▶ **Aim of the exercise**
Taking the listing below line by line, tally those that contain the string "بارد". Give the total alone.

▶ **Data to examine**
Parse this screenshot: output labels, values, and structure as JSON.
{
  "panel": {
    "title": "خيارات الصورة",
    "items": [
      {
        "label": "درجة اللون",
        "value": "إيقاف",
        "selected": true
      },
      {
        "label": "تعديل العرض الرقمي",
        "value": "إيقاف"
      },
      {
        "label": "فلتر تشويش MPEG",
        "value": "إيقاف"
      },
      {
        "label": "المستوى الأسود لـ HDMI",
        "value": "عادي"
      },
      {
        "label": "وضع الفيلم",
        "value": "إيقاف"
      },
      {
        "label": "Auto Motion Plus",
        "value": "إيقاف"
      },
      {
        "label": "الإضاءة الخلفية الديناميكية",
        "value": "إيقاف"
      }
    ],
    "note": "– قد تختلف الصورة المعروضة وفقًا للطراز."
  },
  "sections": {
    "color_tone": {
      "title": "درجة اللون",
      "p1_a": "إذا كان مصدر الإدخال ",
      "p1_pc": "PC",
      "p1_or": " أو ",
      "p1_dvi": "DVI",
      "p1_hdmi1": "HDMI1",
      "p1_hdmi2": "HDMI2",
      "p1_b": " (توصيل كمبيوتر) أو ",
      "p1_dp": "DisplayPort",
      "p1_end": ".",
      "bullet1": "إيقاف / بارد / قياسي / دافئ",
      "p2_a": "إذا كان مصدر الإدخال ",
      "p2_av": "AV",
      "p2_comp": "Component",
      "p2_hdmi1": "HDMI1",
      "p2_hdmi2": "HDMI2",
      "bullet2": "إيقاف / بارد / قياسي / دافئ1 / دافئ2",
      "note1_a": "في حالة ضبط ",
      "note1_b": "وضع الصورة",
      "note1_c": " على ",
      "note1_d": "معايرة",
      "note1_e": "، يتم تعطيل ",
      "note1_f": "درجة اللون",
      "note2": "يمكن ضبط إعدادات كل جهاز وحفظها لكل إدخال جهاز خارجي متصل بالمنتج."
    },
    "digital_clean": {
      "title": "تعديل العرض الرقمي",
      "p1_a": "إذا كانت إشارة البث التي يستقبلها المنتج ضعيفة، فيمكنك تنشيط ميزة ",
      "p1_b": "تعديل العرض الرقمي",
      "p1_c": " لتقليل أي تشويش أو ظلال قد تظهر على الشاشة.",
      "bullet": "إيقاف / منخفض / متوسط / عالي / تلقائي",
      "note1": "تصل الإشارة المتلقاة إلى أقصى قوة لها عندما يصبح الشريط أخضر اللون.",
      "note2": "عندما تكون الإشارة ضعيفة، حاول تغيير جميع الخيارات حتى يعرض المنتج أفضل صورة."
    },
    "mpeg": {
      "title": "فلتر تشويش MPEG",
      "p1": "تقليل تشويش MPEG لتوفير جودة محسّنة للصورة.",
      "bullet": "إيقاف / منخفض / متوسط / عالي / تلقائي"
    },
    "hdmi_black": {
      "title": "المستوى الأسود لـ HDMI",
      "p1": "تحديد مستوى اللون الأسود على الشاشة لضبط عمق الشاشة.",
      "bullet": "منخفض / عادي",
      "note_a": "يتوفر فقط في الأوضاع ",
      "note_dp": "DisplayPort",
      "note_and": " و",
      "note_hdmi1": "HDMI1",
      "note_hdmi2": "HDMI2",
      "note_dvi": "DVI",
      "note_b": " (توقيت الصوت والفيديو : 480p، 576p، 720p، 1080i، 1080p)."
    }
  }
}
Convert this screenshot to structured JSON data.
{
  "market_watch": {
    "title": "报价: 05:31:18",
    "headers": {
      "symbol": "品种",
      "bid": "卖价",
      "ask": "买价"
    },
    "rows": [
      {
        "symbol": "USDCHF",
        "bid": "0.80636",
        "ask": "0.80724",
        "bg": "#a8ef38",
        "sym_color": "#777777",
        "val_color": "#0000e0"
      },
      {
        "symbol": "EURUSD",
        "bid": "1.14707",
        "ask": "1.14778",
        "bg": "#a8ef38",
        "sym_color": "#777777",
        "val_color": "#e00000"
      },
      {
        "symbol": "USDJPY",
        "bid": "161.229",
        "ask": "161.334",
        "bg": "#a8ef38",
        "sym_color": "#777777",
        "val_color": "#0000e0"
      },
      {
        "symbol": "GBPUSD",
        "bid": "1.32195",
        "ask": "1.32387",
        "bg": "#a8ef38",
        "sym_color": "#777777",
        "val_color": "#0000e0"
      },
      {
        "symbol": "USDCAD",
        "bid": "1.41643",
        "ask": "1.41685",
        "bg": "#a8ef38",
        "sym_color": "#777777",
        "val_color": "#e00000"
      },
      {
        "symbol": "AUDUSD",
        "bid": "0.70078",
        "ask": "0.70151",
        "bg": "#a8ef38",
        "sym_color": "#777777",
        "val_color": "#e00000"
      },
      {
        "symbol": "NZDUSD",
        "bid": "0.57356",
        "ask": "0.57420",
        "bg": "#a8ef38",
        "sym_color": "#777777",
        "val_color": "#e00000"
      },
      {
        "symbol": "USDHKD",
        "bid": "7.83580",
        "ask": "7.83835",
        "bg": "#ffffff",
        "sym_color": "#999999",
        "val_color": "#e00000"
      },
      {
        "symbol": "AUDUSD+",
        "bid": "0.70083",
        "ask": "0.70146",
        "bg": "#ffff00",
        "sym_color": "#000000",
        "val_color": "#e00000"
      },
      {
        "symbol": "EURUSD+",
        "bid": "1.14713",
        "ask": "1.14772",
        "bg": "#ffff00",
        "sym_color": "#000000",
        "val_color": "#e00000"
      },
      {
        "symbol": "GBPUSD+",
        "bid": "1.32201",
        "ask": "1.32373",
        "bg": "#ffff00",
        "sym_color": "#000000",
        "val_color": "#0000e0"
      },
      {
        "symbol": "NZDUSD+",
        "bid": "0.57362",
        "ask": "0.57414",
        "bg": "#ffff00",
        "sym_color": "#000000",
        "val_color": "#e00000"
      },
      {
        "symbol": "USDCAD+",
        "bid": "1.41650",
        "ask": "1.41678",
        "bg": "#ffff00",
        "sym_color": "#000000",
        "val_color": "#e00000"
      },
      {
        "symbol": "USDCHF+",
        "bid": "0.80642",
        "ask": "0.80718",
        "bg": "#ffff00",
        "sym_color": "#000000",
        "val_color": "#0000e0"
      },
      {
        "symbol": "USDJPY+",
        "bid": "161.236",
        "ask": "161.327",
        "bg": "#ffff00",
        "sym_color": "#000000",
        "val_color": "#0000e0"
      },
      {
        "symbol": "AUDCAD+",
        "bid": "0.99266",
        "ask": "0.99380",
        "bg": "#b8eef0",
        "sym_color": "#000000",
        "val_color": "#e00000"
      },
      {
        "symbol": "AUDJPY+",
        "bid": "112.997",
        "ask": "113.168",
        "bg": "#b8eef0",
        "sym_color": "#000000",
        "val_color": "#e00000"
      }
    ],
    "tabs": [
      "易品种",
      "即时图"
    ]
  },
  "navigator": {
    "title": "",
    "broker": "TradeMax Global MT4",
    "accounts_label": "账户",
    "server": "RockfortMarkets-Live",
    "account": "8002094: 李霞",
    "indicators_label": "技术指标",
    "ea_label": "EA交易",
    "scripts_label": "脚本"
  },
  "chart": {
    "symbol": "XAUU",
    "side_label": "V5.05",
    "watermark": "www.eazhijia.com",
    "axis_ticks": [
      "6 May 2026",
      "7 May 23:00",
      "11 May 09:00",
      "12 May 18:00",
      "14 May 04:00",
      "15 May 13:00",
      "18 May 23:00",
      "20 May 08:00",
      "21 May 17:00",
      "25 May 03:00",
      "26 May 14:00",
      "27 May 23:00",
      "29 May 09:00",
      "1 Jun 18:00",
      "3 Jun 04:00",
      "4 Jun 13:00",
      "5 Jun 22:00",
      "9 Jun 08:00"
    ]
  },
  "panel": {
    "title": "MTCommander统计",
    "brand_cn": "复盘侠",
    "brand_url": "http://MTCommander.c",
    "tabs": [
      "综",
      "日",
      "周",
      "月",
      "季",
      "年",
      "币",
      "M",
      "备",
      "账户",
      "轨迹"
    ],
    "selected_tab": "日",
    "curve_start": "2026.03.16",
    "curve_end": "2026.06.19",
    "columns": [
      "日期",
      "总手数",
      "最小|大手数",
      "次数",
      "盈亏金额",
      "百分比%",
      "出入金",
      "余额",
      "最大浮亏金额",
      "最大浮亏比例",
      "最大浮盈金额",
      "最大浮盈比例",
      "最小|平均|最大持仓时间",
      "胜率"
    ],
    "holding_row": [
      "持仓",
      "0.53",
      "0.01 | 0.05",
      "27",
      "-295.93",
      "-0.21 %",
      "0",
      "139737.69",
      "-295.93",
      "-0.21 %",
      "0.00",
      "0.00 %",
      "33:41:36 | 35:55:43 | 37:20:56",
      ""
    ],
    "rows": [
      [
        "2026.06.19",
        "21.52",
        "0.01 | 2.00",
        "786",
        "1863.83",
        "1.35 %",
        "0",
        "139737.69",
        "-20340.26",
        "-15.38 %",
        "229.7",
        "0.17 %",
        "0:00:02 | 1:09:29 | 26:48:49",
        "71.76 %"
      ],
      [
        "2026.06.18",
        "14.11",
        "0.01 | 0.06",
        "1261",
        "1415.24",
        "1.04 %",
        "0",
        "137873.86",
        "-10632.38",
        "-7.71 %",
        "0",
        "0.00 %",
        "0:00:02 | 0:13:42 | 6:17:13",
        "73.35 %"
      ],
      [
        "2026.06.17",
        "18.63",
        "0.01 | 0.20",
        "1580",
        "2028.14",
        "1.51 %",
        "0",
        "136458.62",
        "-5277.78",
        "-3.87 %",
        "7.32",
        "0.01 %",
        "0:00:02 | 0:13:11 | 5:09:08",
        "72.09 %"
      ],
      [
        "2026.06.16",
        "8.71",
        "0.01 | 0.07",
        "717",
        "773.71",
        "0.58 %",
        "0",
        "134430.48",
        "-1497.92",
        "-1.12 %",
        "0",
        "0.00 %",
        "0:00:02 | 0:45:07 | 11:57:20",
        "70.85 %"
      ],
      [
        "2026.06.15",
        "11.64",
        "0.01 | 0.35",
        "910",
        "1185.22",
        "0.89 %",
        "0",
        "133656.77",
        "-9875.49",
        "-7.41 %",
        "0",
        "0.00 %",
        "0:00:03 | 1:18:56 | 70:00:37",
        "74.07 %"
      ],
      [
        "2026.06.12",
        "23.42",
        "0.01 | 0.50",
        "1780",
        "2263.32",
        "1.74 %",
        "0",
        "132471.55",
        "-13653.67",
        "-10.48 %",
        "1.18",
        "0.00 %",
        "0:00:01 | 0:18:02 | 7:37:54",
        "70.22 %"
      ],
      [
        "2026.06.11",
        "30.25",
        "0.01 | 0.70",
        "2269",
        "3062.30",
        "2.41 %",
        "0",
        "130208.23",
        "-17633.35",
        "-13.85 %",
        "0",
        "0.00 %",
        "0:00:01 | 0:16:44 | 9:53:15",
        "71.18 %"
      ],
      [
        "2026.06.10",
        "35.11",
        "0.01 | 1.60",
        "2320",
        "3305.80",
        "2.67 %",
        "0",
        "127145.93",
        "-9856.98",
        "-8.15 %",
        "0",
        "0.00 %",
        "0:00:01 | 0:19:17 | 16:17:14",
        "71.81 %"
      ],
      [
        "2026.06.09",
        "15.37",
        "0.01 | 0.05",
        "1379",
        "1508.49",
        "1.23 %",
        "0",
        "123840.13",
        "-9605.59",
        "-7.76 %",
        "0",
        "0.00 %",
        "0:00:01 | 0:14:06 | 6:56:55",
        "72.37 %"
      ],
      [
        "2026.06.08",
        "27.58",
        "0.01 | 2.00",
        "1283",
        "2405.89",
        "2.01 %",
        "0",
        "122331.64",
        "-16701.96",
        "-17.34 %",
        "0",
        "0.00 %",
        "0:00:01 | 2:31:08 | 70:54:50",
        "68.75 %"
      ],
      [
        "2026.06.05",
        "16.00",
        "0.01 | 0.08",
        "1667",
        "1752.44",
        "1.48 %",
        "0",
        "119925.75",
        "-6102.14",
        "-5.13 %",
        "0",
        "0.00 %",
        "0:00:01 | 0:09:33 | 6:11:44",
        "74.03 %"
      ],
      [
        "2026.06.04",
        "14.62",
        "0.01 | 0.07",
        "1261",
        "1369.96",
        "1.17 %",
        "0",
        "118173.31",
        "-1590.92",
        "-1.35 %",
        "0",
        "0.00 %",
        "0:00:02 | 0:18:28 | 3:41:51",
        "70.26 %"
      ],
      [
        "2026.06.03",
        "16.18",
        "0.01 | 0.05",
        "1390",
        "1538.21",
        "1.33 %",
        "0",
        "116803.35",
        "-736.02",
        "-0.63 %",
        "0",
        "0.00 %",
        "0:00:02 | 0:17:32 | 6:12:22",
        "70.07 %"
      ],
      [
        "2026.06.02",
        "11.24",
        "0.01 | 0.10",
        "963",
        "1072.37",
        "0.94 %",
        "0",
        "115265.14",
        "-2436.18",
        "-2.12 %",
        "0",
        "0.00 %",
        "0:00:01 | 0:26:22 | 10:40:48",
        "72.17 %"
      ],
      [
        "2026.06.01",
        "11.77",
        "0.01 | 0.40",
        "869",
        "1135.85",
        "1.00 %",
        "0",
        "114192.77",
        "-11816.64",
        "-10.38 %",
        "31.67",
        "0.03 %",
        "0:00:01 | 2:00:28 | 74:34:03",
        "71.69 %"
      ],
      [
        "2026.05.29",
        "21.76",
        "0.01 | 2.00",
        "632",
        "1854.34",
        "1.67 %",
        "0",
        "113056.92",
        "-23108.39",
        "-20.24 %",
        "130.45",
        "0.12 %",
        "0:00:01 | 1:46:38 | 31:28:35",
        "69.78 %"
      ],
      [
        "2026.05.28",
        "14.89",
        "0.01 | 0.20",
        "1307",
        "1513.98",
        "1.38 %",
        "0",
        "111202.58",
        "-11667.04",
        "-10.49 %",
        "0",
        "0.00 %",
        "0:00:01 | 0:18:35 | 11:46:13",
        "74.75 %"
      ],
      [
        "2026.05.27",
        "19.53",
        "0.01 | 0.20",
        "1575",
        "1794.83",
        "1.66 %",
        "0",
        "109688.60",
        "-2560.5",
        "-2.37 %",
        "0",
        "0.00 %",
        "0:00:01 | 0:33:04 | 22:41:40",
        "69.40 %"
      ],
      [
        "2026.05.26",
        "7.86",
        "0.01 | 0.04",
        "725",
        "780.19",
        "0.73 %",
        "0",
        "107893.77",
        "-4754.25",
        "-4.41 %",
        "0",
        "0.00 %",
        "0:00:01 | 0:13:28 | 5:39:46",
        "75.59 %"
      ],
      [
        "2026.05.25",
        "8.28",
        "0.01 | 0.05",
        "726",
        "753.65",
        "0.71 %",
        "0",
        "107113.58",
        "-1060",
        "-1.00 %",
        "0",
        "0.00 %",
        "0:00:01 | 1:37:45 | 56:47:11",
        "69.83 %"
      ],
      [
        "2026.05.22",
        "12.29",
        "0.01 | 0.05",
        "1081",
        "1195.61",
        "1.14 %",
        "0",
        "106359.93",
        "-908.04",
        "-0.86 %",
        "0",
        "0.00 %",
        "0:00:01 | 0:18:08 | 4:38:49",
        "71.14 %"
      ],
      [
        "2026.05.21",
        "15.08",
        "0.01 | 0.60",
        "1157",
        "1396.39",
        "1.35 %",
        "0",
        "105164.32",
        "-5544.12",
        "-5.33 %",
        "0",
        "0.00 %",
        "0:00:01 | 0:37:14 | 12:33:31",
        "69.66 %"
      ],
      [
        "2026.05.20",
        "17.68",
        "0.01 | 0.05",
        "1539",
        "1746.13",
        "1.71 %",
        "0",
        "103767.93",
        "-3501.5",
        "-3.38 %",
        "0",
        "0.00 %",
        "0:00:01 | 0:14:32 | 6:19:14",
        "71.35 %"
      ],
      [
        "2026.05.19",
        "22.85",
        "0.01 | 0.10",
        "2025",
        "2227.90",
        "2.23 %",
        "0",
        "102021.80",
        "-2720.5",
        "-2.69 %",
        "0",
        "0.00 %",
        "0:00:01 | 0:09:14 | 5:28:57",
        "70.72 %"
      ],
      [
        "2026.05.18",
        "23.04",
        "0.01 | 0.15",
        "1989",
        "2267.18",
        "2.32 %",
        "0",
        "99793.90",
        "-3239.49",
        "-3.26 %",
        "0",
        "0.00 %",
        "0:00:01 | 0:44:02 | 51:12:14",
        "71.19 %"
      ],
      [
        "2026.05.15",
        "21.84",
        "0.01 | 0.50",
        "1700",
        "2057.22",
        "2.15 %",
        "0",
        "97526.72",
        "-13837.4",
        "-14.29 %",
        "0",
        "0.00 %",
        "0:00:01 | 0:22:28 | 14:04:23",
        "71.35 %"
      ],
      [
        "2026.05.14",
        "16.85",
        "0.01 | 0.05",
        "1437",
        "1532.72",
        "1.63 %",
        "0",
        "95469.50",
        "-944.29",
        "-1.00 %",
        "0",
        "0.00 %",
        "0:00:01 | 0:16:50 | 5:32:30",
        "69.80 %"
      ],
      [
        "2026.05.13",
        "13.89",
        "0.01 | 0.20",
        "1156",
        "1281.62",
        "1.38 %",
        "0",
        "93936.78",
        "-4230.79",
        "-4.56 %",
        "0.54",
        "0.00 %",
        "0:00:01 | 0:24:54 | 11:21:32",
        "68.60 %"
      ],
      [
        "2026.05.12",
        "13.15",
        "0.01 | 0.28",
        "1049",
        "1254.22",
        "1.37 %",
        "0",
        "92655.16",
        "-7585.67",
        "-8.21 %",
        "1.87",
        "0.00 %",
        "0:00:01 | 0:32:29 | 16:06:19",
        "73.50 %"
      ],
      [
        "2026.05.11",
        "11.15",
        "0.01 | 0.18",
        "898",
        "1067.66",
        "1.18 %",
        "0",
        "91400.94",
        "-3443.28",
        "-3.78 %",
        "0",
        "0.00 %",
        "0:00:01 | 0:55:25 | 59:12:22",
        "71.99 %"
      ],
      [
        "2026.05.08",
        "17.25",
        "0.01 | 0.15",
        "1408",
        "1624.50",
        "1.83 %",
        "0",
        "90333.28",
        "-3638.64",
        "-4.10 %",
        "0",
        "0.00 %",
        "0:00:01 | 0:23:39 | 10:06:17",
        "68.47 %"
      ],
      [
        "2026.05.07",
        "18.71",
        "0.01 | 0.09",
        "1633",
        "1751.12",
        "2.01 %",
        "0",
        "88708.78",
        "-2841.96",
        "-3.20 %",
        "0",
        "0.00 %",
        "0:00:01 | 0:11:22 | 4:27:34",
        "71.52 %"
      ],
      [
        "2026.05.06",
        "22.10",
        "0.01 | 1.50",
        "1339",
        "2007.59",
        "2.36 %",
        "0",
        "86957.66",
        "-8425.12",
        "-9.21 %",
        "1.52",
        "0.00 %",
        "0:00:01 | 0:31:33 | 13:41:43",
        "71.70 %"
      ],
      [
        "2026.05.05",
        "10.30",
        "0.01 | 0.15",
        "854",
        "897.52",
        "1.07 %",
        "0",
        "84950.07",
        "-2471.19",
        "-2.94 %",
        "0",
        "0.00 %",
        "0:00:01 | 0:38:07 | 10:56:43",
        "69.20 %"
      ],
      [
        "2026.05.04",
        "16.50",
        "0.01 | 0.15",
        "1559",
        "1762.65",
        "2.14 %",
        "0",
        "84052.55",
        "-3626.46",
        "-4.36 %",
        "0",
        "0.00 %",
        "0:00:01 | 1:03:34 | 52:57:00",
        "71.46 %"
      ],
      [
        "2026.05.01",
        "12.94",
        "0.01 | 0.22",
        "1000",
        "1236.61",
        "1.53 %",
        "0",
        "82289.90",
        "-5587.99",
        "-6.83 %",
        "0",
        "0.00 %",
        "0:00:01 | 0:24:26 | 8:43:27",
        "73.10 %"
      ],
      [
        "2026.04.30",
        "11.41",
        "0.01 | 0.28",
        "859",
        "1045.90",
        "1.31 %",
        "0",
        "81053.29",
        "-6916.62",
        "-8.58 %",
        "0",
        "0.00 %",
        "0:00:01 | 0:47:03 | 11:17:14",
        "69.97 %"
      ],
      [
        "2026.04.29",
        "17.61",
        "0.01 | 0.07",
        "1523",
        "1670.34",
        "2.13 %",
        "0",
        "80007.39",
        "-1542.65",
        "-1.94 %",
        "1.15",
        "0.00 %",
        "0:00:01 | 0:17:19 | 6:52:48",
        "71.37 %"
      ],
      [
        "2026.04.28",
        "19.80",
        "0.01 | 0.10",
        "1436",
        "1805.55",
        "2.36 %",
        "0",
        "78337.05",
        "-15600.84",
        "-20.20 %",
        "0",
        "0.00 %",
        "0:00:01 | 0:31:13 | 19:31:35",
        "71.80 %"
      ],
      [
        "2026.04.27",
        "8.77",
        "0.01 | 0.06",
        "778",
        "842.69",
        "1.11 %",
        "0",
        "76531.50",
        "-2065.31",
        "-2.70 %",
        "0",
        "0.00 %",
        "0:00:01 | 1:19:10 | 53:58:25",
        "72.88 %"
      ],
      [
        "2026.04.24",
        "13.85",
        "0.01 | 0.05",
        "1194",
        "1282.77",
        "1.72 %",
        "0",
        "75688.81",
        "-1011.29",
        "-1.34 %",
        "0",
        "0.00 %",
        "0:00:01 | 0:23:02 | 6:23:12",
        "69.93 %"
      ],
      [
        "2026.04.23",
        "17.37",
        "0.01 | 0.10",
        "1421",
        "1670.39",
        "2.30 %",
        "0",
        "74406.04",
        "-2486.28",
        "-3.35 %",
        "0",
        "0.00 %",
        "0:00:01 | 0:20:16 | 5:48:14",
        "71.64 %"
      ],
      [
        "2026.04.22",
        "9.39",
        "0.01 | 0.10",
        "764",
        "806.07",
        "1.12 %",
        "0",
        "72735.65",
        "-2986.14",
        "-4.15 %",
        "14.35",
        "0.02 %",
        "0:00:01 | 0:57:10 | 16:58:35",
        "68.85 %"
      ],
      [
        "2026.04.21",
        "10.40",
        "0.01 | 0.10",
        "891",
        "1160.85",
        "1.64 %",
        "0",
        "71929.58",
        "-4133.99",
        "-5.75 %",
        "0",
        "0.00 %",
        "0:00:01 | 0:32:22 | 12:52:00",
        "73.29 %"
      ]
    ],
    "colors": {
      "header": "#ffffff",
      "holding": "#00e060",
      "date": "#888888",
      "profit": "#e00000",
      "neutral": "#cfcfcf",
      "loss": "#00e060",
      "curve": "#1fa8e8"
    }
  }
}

▶ **Result below**
2